Given data:
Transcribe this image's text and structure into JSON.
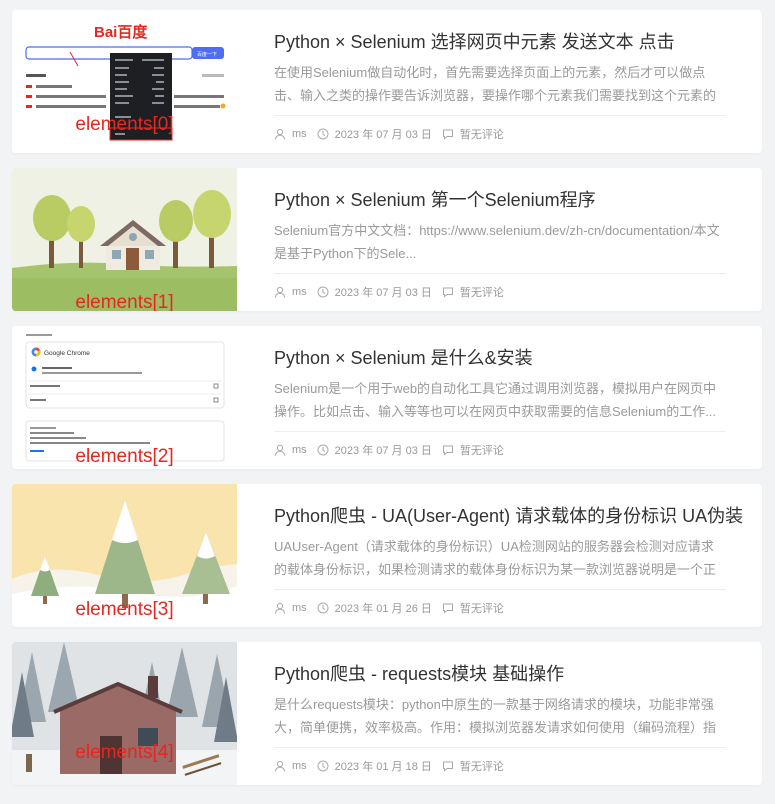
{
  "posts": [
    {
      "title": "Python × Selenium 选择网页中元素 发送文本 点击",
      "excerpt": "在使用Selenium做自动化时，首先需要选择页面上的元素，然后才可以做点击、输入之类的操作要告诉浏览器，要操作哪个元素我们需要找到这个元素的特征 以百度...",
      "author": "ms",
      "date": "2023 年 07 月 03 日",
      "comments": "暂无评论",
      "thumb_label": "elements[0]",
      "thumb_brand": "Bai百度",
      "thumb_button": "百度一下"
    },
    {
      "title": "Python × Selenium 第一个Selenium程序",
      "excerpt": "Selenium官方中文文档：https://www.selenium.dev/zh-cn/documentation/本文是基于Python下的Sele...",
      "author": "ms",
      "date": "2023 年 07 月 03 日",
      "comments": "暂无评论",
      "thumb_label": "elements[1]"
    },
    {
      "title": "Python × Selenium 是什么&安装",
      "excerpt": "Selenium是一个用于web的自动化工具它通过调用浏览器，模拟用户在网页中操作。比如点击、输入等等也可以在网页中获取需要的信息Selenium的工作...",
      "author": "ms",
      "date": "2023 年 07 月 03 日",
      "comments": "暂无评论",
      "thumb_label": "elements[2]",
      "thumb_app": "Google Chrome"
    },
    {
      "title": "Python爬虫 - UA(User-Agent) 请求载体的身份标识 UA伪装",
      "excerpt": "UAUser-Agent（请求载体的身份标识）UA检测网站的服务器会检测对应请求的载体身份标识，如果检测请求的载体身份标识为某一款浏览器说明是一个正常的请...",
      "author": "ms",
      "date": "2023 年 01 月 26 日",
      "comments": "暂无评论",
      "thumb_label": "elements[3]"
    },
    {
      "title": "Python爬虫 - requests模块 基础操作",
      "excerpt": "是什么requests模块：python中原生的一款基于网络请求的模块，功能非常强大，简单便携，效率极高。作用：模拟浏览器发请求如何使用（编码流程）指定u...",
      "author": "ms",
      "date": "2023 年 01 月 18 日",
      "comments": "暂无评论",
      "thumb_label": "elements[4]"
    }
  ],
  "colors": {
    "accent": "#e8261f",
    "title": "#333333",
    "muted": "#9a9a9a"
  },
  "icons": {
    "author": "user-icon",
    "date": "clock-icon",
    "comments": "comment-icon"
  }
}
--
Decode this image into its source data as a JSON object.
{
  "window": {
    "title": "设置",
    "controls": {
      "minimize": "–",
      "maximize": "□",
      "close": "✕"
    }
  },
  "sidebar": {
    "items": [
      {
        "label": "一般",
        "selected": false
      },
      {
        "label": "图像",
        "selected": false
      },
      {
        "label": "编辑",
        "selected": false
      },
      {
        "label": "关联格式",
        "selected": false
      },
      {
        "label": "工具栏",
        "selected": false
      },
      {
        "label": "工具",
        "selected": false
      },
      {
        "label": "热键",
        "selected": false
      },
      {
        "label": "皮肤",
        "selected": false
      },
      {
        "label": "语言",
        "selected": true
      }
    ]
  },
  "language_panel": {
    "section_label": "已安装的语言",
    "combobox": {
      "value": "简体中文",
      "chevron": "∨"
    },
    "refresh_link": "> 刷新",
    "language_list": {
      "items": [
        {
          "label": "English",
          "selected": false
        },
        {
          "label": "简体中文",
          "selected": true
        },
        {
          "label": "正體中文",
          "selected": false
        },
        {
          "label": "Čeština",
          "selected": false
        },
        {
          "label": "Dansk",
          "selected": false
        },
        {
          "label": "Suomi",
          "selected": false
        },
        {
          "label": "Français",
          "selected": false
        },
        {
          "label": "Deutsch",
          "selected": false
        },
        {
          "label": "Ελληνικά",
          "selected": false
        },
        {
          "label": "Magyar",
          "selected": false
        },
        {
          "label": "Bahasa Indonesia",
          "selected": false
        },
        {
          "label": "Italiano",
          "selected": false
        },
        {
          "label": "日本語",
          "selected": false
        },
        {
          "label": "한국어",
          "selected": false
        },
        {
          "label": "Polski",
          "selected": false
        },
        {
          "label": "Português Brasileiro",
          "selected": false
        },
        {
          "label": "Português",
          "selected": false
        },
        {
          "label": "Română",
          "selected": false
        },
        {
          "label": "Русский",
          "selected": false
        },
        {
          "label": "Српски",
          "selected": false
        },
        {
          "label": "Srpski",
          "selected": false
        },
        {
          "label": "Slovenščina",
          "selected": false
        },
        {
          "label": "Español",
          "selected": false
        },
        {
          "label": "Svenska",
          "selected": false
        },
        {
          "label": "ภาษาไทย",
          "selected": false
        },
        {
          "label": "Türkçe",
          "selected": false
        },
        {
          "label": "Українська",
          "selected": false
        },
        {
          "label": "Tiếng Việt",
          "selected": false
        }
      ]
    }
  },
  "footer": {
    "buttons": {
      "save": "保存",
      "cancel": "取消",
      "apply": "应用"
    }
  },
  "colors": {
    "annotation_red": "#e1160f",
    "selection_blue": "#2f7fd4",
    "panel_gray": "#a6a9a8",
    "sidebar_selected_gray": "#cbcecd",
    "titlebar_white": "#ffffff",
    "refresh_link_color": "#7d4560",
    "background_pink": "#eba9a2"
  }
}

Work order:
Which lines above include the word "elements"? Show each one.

The answer:
      "thumb_label": "elements[0]",
      "thumb_label": "elements[1]"
      "thumb_label": "elements[2]",
      "thumb_label": "elements[3]"
      "thumb_label": "elements[4]"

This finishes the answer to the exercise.